  5. Cameron

    My father reads everything I write, whether in my blog or for my freelance work, so there are some things I will never bring up in my writing (especially when it comes to the safety of my father, my family and myself).

    Speaking of, I haven’t written in my blog much about my own struggle to get back on my feet after losing my job through Chapter 7 bankruptcy; in fact, my blog has been dead because said struggle came to a head this summer, leading to my departure to Seattle to start again. My reasoning: No one really needs to read about this, as most of it is depressing.

    That’s all I have to say.

  6. Mary King

    I try to write “personally” but am careful about how personal I get. I don’t necessarily mind writing about details of my personal life, but I am very careful about it. I absolutely do not discuss specific things/people in order to protect their privacy. I learned about that the hard way several years ago when I ran a forum on a completely unrelated topic and one person did her best to not only disparage me on several sites, but also attempted to drag those things into it as . She had been banned from every single site she posted on, but I learned very quickly how much trouble one single person can cause if they are determined to do it. From then on out, I made the decision not to discuss these things. I have a good friend who went through a similar situation with her blog. She discusses her family a lot, and one unhappy reader took that information and tried to cause trouble at her daughter’s job. If leaving out certain aspects of my life causes me to lose some readers, so be it. But it isn’t worth risking the privacy of those I love.

  7. Donna
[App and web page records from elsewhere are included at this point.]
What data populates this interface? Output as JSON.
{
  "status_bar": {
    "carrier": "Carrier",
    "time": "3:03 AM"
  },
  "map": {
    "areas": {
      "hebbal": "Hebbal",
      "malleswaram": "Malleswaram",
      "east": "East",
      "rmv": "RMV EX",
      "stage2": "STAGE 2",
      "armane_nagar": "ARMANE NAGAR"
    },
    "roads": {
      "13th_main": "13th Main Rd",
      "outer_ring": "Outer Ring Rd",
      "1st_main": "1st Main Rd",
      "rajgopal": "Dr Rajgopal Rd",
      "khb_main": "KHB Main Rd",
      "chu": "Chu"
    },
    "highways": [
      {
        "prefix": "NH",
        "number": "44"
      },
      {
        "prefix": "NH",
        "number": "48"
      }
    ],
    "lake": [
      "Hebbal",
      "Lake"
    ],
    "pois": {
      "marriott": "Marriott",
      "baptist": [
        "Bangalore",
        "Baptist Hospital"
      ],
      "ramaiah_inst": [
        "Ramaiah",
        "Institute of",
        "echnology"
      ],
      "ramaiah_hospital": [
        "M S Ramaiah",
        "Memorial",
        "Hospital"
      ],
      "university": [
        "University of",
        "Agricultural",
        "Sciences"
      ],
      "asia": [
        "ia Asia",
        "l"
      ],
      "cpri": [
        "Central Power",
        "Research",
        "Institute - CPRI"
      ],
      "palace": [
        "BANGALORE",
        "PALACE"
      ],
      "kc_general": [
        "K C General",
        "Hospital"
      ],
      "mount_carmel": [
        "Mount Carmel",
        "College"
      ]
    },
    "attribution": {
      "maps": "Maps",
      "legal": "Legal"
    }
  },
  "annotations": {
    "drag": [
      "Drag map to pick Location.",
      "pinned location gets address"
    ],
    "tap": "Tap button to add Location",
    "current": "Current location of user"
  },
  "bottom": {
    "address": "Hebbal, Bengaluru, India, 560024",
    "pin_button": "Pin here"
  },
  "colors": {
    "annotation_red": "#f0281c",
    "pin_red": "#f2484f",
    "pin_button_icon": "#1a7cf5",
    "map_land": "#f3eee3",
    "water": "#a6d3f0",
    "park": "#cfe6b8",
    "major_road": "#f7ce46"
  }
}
    Good points. I put a little bit about myself on my blog in order to explain why I’m qualified, or where I’m coming from. Occasionally I will write about personal tragedies, usually to explain why I’m not posting.
    Four weeks ago my father was hospitalized and I had to go out of town right away to be with him. I didn’t have time to write posts in advance, and while I was there I was too busy to write. Then he passed away, and once I got home I was too sad to write about beauty or fashion. I wrote a post to explain my absence, and it also was somewhat cathartic for me to write about it. I never put names in my posts, and I didn’t post any photos of my Dad to protect my family’s privacy. To me that is a good way to share.
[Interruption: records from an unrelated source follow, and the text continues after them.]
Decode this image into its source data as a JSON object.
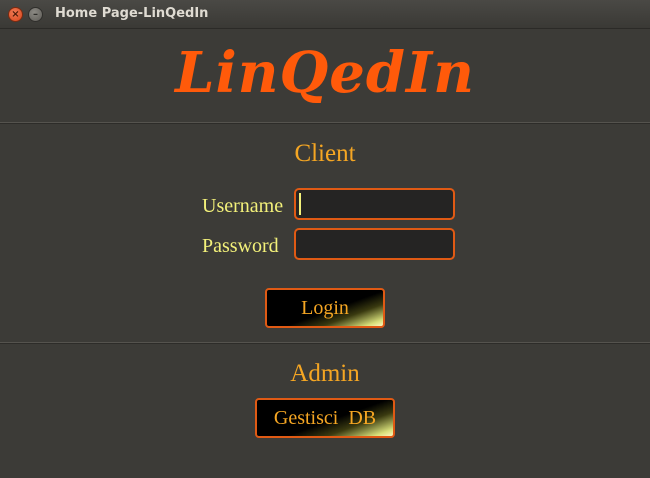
{
  "window": {
    "title": "Home Page-LinQedIn",
    "close_glyph": "×",
    "minimize_glyph": "–"
  },
  "logo": {
    "text": "LinQedIn"
  },
  "client": {
    "heading": "Client",
    "username_label": "Username",
    "username_value": "",
    "password_label": "Password",
    "password_value": "",
    "login_label": "Login"
  },
  "admin": {
    "heading": "Admin",
    "manage_db_label": "Gestisci  DB"
  },
  "colors": {
    "background": "#3c3b37",
    "logo": "#ff5a0a",
    "heading": "#f5a623",
    "label": "#f3f17a",
    "border": "#e05a14"
  }
}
  8. Andra Dorolti

    Interesting article and very true.
    I am also quite personal and give more examples. However, I try to keep it casual and I never share something too personal or intimate.
    Even so, many people ask me why or how can I do it.. I guess it’s also part of our personality.
    I do not mind giving more details about myself and what I do… however, like this article states, we need to be careful.



  9. Toni Styles

    Important article. We as bloggers have a responsibility both to self and to our readers. We should be authentic – some may share more than others, but because the platform is a public one, it requires a level of caution. I think readers ultimately appreciate that.

    http://rhythmandruffle.com <3

  10. choolee

    i try to write peronally but not telling to much about my privat situation. best example: you had a rough day at work, your boss pisses you off. i would never say so! or you are complaining to your bf, you had some “specific” illness 😀 i would never tell my readers about things like that. and the most importend thing, safity first. never tell a stranger your phonenr. adress or something. its enough to get spamed per mail. And – I nerver discuss with ppl about that – its my life so my rules 🙂

    check out my blog, i’d love to read your feedback about my “personal” writing <3

  11. Ernest

    There’s a war going on online when it comes to privacy and authenticity.
    How easy is it to copy and paste someone else’s content and use it freely by just making a little bit of editing. How easy is it for people’s credit card and bank information being stolen. Were is the boundary the line you don’t cross and who is in charge of drawing that line??? All of us

    This is a war that can never be won.